Description: Daughter of the Chief Justice of South Africa and married into the illustrious family of Helmuth von Moltke, Germany's greatest military hero, Dorothy von Moltke penned frequent letters to her parents that capture the life of the elite on a large estate in Silesia, formerly part of Germany and now part of Poland. The letters poignantly describe living through World War I, the devastating inflation of the Weimar Period, and the rise of Nazism as armed militias clashed in the streets of Berlin and Hitler became der Führer.
The letters also show Count and Countess von Moltke actively participating in the explosive growth of Christian Science in Germany, including going to Boston in 1911 to translate the Christian Science textbook, Science and Health with Key to the Scriptures by Mary Baker Eddy, into German.

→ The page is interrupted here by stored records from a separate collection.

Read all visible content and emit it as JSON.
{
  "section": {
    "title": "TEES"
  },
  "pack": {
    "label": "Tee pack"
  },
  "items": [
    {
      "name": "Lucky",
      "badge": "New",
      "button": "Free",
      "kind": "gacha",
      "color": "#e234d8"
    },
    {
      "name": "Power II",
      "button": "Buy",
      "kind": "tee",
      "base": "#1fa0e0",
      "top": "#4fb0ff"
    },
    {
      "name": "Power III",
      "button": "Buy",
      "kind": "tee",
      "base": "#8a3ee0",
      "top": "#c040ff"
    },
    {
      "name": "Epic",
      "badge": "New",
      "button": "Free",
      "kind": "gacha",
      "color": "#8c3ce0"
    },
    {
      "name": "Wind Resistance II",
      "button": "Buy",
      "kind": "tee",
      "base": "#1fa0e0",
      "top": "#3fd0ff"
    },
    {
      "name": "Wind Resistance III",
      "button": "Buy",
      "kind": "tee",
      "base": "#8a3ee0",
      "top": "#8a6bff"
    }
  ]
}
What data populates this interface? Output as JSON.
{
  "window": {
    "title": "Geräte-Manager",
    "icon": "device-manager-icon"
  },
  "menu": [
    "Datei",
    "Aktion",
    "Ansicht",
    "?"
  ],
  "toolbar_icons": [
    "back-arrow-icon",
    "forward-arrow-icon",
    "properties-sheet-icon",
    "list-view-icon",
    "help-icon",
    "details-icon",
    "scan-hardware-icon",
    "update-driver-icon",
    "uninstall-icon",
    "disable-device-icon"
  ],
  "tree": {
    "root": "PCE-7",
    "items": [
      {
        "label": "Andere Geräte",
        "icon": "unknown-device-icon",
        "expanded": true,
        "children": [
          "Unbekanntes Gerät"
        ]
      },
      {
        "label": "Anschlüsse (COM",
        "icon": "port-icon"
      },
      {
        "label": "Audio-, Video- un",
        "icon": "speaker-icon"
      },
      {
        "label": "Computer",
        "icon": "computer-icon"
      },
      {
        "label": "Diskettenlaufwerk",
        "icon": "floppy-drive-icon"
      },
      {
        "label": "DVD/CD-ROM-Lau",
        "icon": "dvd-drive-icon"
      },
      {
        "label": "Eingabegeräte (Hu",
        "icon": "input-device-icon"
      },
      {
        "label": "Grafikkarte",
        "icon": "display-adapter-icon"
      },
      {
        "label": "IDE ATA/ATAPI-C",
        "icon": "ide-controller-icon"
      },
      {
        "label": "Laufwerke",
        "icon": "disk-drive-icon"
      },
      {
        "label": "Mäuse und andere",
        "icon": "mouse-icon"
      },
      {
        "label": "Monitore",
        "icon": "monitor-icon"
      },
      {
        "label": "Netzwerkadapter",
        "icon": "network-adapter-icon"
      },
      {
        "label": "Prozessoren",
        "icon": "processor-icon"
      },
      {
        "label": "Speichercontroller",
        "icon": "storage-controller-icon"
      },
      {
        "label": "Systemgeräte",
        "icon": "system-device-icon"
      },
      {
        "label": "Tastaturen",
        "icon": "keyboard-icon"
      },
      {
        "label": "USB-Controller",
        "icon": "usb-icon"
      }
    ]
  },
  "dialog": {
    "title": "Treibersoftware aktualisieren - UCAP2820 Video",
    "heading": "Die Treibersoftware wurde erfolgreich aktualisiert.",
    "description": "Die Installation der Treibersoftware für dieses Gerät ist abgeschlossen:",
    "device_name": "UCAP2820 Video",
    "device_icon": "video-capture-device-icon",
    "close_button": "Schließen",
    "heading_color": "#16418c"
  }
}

The letters reveal how they instilled in their children the liberal values that led their eldest son, Helmuth James von Moltke, to found the anti-Nazi Kreisau Circle, for which he was hanged in 1945. The Moltkes' idealism is perpetuated in The Kreisau Foundation for Mutual Understanding on the family's former estate, where young people learn the art of waging peace.